[MATERIAL TO PROCESS]
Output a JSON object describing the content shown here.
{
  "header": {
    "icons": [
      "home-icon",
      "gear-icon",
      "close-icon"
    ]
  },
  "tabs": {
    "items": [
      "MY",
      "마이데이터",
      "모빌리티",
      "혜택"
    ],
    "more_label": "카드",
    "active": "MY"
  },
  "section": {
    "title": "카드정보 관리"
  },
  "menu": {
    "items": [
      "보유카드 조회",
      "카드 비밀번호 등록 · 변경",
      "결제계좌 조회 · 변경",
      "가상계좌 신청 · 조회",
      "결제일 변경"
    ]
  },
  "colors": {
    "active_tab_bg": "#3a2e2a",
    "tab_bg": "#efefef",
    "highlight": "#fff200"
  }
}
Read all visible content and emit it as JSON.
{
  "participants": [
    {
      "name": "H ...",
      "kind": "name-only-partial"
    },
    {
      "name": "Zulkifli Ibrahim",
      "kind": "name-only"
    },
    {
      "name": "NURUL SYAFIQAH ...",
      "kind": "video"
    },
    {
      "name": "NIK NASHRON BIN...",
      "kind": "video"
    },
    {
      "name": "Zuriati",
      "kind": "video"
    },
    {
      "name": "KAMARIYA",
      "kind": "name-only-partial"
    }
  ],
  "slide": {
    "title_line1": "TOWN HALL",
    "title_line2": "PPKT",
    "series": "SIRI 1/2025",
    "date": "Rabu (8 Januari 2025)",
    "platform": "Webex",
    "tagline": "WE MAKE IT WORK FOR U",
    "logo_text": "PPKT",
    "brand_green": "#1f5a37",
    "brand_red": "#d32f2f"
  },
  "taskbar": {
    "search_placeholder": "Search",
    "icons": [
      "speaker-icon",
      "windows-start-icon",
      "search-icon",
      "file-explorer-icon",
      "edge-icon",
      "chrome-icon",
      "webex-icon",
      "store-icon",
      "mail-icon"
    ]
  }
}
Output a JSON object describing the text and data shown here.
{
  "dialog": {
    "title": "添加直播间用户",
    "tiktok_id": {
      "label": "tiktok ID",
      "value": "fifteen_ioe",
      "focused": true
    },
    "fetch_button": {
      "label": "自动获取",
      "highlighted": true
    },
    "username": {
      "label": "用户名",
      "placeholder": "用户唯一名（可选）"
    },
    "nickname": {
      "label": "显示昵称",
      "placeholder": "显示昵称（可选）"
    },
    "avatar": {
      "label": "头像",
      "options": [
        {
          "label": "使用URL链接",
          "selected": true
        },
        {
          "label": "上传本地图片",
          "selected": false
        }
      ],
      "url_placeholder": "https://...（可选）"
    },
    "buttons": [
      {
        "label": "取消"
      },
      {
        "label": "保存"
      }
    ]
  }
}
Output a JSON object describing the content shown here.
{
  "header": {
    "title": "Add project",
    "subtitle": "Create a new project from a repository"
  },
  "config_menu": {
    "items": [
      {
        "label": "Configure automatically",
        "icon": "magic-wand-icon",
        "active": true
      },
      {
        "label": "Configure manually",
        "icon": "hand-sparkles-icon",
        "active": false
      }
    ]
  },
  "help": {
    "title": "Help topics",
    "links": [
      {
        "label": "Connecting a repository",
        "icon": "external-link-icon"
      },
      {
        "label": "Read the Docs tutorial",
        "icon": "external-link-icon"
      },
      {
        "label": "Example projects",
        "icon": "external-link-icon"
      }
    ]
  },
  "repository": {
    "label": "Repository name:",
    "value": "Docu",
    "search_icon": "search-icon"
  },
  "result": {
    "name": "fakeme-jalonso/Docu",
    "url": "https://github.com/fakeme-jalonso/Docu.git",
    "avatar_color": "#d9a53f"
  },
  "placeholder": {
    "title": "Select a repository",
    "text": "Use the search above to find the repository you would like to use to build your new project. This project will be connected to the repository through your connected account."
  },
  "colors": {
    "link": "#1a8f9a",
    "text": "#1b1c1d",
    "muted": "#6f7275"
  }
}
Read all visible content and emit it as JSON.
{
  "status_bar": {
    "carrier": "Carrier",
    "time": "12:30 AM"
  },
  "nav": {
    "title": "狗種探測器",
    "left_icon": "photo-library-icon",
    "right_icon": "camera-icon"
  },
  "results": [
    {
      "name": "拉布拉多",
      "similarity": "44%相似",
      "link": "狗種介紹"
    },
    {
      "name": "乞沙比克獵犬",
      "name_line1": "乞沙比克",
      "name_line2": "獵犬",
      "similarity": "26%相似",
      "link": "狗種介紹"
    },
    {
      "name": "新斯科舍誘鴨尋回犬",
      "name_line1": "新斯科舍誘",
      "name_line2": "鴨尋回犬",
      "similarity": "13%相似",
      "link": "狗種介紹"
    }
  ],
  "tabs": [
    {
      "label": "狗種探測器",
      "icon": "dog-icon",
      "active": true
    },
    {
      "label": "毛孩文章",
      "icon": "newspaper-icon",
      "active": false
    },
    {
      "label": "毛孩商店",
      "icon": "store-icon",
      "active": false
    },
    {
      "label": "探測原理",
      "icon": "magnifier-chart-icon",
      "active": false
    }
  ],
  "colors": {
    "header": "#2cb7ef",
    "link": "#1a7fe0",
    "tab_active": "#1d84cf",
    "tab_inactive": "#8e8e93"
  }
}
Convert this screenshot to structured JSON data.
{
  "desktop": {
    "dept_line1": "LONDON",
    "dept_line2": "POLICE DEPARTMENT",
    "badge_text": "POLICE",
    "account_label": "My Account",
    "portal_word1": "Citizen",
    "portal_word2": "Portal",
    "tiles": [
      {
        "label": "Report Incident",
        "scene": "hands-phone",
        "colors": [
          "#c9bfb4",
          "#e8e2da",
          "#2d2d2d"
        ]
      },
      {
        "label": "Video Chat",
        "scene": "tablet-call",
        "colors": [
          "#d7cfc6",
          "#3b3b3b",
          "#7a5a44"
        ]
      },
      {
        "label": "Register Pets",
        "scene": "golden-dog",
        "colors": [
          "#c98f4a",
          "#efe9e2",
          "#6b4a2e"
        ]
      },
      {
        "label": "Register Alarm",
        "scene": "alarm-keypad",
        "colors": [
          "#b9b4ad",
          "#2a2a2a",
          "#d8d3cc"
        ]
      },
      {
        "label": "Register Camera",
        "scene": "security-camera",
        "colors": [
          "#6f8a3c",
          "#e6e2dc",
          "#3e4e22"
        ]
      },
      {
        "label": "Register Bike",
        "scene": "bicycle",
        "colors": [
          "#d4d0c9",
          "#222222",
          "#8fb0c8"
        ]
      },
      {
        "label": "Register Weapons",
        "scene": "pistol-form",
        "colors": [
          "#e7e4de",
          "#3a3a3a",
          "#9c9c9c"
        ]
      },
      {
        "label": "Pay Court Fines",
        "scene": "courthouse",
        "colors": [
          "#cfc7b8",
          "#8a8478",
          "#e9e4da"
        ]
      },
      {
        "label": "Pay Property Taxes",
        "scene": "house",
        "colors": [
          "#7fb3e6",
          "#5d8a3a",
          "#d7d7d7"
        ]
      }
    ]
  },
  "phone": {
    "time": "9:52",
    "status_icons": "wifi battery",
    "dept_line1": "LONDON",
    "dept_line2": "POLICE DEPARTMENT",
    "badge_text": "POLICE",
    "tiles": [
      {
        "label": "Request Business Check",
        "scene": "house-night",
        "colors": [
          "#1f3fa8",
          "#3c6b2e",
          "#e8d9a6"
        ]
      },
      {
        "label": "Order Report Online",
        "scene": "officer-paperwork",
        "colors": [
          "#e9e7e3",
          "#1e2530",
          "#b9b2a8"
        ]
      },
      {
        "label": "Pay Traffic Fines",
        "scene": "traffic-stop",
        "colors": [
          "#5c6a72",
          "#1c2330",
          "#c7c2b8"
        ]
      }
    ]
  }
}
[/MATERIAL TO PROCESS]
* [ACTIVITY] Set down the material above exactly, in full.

* [ANSWER FOR THIS EXERCISE]
Output a JSON object describing the content shown here.
{
  "header": {
    "icons": [
      "home-icon",
      "gear-icon",
      "close-icon"
    ]
  },
  "tabs": {
    "items": [
      "MY",
      "마이데이터",
      "모빌리티",
      "혜택"
    ],
    "more_label": "카드",
    "active": "MY"
  },
  "section": {
    "title": "카드정보 관리"
  },
  "menu": {
    "items": [
      "보유카드 조회",
      "카드 비밀번호 등록 · 변경",
      "결제계좌 조회 · 변경",
      "가상계좌 신청 · 조회",
      "결제일 변경"
    ]
  },
  "colors": {
    "active_tab_bg": "#3a2e2a",
    "tab_bg": "#efefef",
    "highlight": "#fff200"
  }
}
Read all visible content and emit it as JSON.
{
  "participants": [
    {
      "name": "H ...",
      "kind": "name-only-partial"
    },
    {
      "name": "Zulkifli Ibrahim",
      "kind": "name-only"
    },
    {
      "name": "NURUL SYAFIQAH ...",
      "kind": "video"
    },
    {
      "name": "NIK NASHRON BIN...",
      "kind": "video"
    },
    {
      "name": "Zuriati",
      "kind": "video"
    },
    {
      "name": "KAMARIYA",
      "kind": "name-only-partial"
    }
  ],
  "slide": {
    "title_line1": "TOWN HALL",
    "title_line2": "PPKT",
    "series": "SIRI 1/2025",
    "date": "Rabu (8 Januari 2025)",
    "platform": "Webex",
    "tagline": "WE MAKE IT WORK FOR U",
    "logo_text": "PPKT",
    "brand_green": "#1f5a37",
    "brand_red": "#d32f2f"
  },
  "taskbar": {
    "search_placeholder": "Search",
    "icons": [
      "speaker-icon",
      "windows-start-icon",
      "search-icon",
      "file-explorer-icon",
      "edge-icon",
      "chrome-icon",
      "webex-icon",
      "store-icon",
      "mail-icon"
    ]
  }
}
Output a JSON object describing the text and data shown here.
{
  "dialog": {
    "title": "添加直播间用户",
    "tiktok_id": {
      "label": "tiktok ID",
      "value": "fifteen_ioe",
      "focused": true
    },
    "fetch_button": {
      "label": "自动获取",
      "highlighted": true
    },
    "username": {
      "label": "用户名",
      "placeholder": "用户唯一名（可选）"
    },
    "nickname": {
      "label": "显示昵称",
      "placeholder": "显示昵称（可选）"
    },
    "avatar": {
      "label": "头像",
      "options": [
        {
          "label": "使用URL链接",
          "selected": true
        },
        {
          "label": "上传本地图片",
          "selected": false
        }
      ],
      "url_placeholder": "https://...（可选）"
    },
    "buttons": [
      {
        "label": "取消"
      },
      {
        "label": "保存"
      }
    ]
  }
}
Output a JSON object describing the content shown here.
{
  "header": {
    "title": "Add project",
    "subtitle": "Create a new project from a repository"
  },
  "config_menu": {
    "items": [
      {
        "label": "Configure automatically",
        "icon": "magic-wand-icon",
        "active": true
      },
      {
        "label": "Configure manually",
        "icon": "hand-sparkles-icon",
        "active": false
      }
    ]
  },
  "help": {
    "title": "Help topics",
    "links": [
      {
        "label": "Connecting a repository",
        "icon": "external-link-icon"
      },
      {
        "label": "Read the Docs tutorial",
        "icon": "external-link-icon"
      },
      {
        "label": "Example projects",
        "icon": "external-link-icon"
      }
    ]
  },
  "repository": {
    "label": "Repository name:",
    "value": "Docu",
    "search_icon": "search-icon"
  },
  "result": {
    "name": "fakeme-jalonso/Docu",
    "url": "https://github.com/fakeme-jalonso/Docu.git",
    "avatar_color": "#d9a53f"
  },
  "placeholder": {
    "title": "Select a repository",
    "text": "Use the search above to find the repository you would like to use to build your new project. This project will be connected to the repository through your connected account."
  },
  "colors": {
    "link": "#1a8f9a",
    "text": "#1b1c1d",
    "muted": "#6f7275"
  }
}
Read all visible content and emit it as JSON.
{
  "status_bar": {
    "carrier": "Carrier",
    "time": "12:30 AM"
  },
  "nav": {
    "title": "狗種探測器",
    "left_icon": "photo-library-icon",
    "right_icon": "camera-icon"
  },
  "results": [
    {
      "name": "拉布拉多",
      "similarity": "44%相似",
      "link": "狗種介紹"
    },
    {
      "name": "乞沙比克獵犬",
      "name_line1": "乞沙比克",
      "name_line2": "獵犬",
      "similarity": "26%相似",
      "link": "狗種介紹"
    },
    {
      "name": "新斯科舍誘鴨尋回犬",
      "name_line1": "新斯科舍誘",
      "name_line2": "鴨尋回犬",
      "similarity": "13%相似",
      "link": "狗種介紹"
    }
  ],
  "tabs": [
    {
      "label": "狗種探測器",
      "icon": "dog-icon",
      "active": true
    },
    {
      "label": "毛孩文章",
      "icon": "newspaper-icon",
      "active": false
    },
    {
      "label": "毛孩商店",
      "icon": "store-icon",
      "active": false
    },
    {
      "label": "探測原理",
      "icon": "magnifier-chart-icon",
      "active": false
    }
  ],
  "colors": {
    "header": "#2cb7ef",
    "link": "#1a7fe0",
    "tab_active": "#1d84cf",
    "tab_inactive": "#8e8e93"
  }
}
Convert this screenshot to structured JSON data.
{
  "desktop": {
    "dept_line1": "LONDON",
    "dept_line2": "POLICE DEPARTMENT",
    "badge_text": "POLICE",
    "account_label": "My Account",
    "portal_word1": "Citizen",
    "portal_word2": "Portal",
    "tiles": [
      {
        "label": "Report Incident",
        "scene": "hands-phone",
        "colors": [
          "#c9bfb4",
          "#e8e2da",
          "#2d2d2d"
        ]
      },
      {
        "label": "Video Chat",
        "scene": "tablet-call",
        "colors": [
          "#d7cfc6",
          "#3b3b3b",
          "#7a5a44"
        ]
      },
      {
        "label": "Register Pets",
        "scene": "golden-dog",
        "colors": [
          "#c98f4a",
          "#efe9e2",
          "#6b4a2e"
        ]
      },
      {
        "label": "Register Alarm",
        "scene": "alarm-keypad",
        "colors": [
          "#b9b4ad",
          "#2a2a2a",
          "#d8d3cc"
        ]
      },
      {
        "label": "Register Camera",
        "scene": "security-camera",
        "colors": [
          "#6f8a3c",
          "#e6e2dc",
          "#3e4e22"
        ]
      },
      {
        "label": "Register Bike",
        "scene": "bicycle",
        "colors": [
          "#d4d0c9",
          "#222222",
          "#8fb0c8"
        ]
      },
      {
        "label": "Register Weapons",
        "scene": "pistol-form",
        "colors": [
          "#e7e4de",
          "#3a3a3a",
          "#9c9c9c"
        ]
      },
      {
        "label": "Pay Court Fines",
        "scene": "courthouse",
        "colors": [
          "#cfc7b8",
          "#8a8478",
          "#e9e4da"
        ]
      },
      {
        "label": "Pay Property Taxes",
        "scene": "house",
        "colors": [
          "#7fb3e6",
          "#5d8a3a",
          "#d7d7d7"
        ]
      }
    ]
  },
  "phone": {
    "time": "9:52",
    "status_icons": "wifi battery",
    "dept_line1": "LONDON",
    "dept_line2": "POLICE DEPARTMENT",
    "badge_text": "POLICE",
    "tiles": [
      {
        "label": "Request Business Check",
        "scene": "house-night",
        "colors": [
          "#1f3fa8",
          "#3c6b2e",
          "#e8d9a6"
        ]
      },
      {
        "label": "Order Report Online",
        "scene": "officer-paperwork",
        "colors": [
          "#e9e7e3",
          "#1e2530",
          "#b9b2a8"
        ]
      },
      {
        "label": "Pay Traffic Fines",
        "scene": "traffic-stop",
        "colors": [
          "#5c6a72",
          "#1c2330",
          "#c7c2b8"
        ]
      }
    ]
  }
}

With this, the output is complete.